(Dataset rows describing interfaces)
------------
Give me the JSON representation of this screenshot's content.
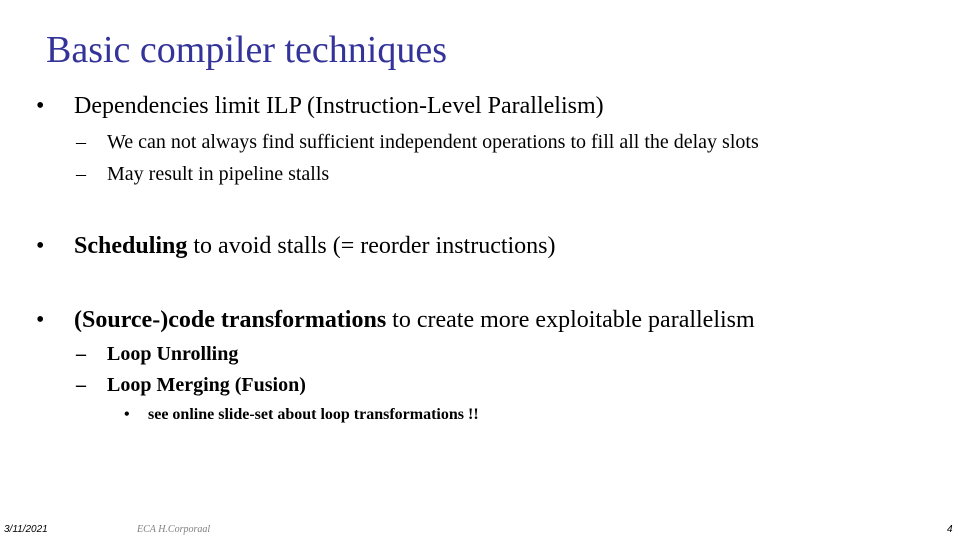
{
  "slide": {
    "title": "Basic compiler techniques",
    "title_color": "#333399",
    "bullets": [
      {
        "bullet": "•",
        "bold": "",
        "text": "Dependencies limit ILP (Instruction-Level Parallelism)",
        "subitems": [
          {
            "dash": "–",
            "text": "We can not always find sufficient independent operations to fill all the delay slots"
          },
          {
            "dash": "–",
            "text": "May result in pipeline stalls"
          }
        ]
      },
      {
        "bullet": "•",
        "bold": "Scheduling",
        "text": " to avoid stalls (= reorder instructions)"
      },
      {
        "bullet": "•",
        "bold": "(Source-)code transformations",
        "text": " to create more exploitable parallelism",
        "subitems": [
          {
            "dash": "–",
            "text": "Loop Unrolling"
          },
          {
            "dash": "–",
            "text": "Loop Merging (Fusion)"
          }
        ],
        "subsubitems": [
          {
            "bullet": "•",
            "text": "see online slide-set about loop transformations !!"
          }
        ]
      }
    ]
  },
  "footer": {
    "date": "3/11/2021",
    "center": "ECA  H.Corporaal",
    "page": "4"
  }
}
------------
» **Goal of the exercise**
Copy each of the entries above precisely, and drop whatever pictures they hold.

» **Answer to this task**
Give me the JSON representation of this screenshot's content.
{
  "slide": {
    "title": "Basic compiler techniques",
    "title_color": "#333399",
    "bullets": [
      {
        "bullet": "•",
        "bold": "",
        "text": "Dependencies limit ILP (Instruction-Level Parallelism)",
        "subitems": [
          {
            "dash": "–",
            "text": "We can not always find sufficient independent operations to fill all the delay slots"
          },
          {
            "dash": "–",
            "text": "May result in pipeline stalls"
          }
        ]
      },
      {
        "bullet": "•",
        "bold": "Scheduling",
        "text": " to avoid stalls (= reorder instructions)"
      },
      {
        "bullet": "•",
        "bold": "(Source-)code transformations",
        "text": " to create more exploitable parallelism",
        "subitems": [
          {
            "dash": "–",
            "text": "Loop Unrolling"
          },
          {
            "dash": "–",
            "text": "Loop Merging (Fusion)"
          }
        ],
        "subsubitems": [
          {
            "bullet": "•",
            "text": "see online slide-set about loop transformations !!"
          }
        ]
      }
    ]
  },
  "footer": {
    "date": "3/11/2021",
    "center": "ECA  H.Corporaal",
    "page": "4"
  }
}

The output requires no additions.